Data provided Block Start

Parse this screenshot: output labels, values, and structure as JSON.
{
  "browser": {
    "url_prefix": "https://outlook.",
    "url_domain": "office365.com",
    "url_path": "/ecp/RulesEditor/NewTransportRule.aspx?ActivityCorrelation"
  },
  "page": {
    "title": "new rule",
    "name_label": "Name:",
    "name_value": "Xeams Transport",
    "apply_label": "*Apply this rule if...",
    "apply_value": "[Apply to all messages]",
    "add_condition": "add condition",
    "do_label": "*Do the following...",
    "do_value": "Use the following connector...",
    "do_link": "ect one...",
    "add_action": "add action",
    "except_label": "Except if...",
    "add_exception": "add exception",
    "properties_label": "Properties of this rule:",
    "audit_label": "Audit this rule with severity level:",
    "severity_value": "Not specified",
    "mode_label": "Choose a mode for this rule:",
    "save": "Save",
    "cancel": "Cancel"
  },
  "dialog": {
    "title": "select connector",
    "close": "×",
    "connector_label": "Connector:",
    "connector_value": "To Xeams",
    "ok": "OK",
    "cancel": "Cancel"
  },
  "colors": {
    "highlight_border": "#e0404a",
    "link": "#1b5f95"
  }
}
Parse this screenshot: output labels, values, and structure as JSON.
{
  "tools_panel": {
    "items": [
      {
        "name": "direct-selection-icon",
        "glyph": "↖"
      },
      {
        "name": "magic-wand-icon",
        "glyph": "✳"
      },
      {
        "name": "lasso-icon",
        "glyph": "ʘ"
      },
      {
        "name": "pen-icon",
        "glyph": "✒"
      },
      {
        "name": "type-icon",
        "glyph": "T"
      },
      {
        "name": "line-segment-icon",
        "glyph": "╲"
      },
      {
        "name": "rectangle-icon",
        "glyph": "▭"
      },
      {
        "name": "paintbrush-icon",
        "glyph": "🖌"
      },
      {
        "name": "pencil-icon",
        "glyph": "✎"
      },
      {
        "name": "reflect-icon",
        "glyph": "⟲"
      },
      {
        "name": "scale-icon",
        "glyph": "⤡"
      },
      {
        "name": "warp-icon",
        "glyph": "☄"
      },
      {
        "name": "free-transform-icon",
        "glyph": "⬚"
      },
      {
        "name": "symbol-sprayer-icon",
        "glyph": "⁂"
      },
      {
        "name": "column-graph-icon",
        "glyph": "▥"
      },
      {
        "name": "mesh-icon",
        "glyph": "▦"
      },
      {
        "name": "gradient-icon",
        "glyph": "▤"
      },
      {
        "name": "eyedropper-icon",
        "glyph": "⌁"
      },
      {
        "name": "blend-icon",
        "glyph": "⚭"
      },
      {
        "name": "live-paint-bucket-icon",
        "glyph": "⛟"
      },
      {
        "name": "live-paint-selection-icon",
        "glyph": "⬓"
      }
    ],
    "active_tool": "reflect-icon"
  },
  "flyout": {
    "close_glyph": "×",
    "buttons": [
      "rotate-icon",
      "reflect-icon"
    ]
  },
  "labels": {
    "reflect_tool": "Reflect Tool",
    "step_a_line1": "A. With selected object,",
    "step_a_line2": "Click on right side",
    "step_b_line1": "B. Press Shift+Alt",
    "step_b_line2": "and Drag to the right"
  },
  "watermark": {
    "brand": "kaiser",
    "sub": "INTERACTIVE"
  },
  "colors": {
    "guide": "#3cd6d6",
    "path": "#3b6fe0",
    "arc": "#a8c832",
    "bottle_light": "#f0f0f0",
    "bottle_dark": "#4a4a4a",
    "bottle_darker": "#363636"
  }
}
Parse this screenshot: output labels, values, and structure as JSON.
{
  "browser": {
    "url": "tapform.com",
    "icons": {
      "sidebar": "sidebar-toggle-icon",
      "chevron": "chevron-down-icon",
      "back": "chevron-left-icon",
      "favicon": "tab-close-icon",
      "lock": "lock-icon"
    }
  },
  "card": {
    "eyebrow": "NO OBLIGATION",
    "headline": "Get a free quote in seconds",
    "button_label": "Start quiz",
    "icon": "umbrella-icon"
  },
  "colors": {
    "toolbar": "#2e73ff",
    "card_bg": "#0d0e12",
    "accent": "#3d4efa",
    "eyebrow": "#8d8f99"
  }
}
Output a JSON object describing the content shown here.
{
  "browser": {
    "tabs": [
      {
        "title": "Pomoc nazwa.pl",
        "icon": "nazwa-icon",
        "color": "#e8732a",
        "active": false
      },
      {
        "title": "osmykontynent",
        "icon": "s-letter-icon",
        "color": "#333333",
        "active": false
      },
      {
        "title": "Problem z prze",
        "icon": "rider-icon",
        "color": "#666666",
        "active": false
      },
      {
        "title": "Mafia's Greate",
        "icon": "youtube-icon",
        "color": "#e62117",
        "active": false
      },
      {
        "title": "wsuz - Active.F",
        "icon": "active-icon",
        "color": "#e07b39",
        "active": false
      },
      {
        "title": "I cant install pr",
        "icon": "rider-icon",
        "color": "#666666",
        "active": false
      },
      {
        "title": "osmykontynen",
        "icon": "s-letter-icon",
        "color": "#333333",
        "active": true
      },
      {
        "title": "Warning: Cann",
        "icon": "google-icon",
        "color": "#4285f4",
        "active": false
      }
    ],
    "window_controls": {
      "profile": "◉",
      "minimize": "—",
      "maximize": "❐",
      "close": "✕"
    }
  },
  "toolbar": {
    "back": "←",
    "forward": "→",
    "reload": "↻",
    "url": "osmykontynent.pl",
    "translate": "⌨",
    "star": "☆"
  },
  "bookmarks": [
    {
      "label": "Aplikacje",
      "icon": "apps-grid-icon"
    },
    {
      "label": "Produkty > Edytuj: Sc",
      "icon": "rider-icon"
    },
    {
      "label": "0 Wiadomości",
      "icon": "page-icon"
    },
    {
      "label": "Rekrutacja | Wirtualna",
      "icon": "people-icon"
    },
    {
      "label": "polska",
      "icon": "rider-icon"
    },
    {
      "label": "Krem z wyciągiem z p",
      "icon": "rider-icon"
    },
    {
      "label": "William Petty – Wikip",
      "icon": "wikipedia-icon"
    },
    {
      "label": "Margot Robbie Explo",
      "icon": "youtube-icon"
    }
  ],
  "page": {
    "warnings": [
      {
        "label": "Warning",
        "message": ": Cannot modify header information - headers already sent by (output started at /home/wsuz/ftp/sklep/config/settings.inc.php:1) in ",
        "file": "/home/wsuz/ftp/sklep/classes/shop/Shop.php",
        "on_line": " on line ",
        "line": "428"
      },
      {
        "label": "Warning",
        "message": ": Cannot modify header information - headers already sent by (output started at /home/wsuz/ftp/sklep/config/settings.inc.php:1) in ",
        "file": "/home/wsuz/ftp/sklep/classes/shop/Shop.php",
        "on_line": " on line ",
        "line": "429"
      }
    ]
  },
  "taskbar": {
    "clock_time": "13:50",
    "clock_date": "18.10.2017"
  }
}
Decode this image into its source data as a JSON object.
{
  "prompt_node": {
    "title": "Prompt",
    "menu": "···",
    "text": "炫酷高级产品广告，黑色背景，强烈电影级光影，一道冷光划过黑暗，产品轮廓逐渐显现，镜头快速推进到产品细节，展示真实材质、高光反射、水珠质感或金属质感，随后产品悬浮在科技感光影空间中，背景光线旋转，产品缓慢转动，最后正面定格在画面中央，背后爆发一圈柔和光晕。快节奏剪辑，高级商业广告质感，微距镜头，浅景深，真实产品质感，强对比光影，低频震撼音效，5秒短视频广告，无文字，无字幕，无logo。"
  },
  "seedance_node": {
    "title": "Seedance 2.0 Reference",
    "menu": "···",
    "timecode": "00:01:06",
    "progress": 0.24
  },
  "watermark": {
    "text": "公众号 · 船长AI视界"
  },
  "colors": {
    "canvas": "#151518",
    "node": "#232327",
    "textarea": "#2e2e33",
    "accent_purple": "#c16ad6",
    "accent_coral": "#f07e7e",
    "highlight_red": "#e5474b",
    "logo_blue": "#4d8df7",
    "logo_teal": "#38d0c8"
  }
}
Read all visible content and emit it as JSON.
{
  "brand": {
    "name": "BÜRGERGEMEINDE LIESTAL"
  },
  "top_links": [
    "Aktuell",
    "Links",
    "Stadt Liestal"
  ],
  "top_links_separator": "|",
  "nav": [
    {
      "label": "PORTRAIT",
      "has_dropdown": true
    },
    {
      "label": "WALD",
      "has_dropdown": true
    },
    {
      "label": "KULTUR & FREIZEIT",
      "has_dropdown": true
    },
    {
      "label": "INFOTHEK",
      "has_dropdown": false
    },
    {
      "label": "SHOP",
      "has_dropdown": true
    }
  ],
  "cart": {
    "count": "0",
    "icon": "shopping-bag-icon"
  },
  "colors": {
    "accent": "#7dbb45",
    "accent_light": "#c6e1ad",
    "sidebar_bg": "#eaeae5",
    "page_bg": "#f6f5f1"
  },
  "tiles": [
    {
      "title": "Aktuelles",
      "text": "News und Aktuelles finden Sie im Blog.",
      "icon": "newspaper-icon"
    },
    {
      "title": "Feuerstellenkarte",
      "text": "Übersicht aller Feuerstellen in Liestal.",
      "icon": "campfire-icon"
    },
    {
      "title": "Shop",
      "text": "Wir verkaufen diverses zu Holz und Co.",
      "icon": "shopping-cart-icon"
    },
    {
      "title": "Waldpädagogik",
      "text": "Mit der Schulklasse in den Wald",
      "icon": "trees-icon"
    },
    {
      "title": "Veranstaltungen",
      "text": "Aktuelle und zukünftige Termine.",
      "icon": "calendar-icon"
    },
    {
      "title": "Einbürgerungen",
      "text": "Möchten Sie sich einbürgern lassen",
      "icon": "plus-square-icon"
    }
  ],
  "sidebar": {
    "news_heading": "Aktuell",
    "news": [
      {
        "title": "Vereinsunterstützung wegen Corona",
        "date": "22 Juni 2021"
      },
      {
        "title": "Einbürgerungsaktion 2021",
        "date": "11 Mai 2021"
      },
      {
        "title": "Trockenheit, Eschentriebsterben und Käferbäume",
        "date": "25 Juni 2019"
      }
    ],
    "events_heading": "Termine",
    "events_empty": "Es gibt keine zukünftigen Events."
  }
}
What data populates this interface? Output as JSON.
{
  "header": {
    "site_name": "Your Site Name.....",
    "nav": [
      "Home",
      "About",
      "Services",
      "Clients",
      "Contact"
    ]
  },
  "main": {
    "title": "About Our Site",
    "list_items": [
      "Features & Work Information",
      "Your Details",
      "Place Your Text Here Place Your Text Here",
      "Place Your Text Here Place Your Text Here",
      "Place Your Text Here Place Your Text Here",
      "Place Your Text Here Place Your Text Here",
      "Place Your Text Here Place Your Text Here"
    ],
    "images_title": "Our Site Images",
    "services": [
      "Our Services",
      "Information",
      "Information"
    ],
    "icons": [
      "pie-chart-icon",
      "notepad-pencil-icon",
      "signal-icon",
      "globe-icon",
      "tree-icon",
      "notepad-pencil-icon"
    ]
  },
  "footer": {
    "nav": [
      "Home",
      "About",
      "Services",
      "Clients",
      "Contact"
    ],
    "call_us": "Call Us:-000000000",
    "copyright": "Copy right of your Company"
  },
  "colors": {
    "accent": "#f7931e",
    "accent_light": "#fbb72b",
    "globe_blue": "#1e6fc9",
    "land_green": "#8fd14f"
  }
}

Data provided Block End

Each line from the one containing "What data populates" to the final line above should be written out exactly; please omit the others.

→ **Answer below**
What data populates this interface? Output as JSON.
{
  "header": {
    "site_name": "Your Site Name.....",
    "nav": [
      "Home",
      "About",
      "Services",
      "Clients",
      "Contact"
    ]
  },
  "main": {
    "title": "About Our Site",
    "list_items": [
      "Features & Work Information",
      "Your Details",
      "Place Your Text Here Place Your Text Here",
      "Place Your Text Here Place Your Text Here",
      "Place Your Text Here Place Your Text Here",
      "Place Your Text Here Place Your Text Here",
      "Place Your Text Here Place Your Text Here"
    ],
    "images_title": "Our Site Images",
    "services": [
      "Our Services",
      "Information",
      "Information"
    ],
    "icons": [
      "pie-chart-icon",
      "notepad-pencil-icon",
      "signal-icon",
      "globe-icon",
      "tree-icon",
      "notepad-pencil-icon"
    ]
  },
  "footer": {
    "nav": [
      "Home",
      "About",
      "Services",
      "Clients",
      "Contact"
    ],
    "call_us": "Call Us:-000000000",
    "copyright": "Copy right of your Company"
  },
  "colors": {
    "accent": "#f7931e",
    "accent_light": "#fbb72b",
    "globe_blue": "#1e6fc9",
    "land_green": "#8fd14f"
  }
}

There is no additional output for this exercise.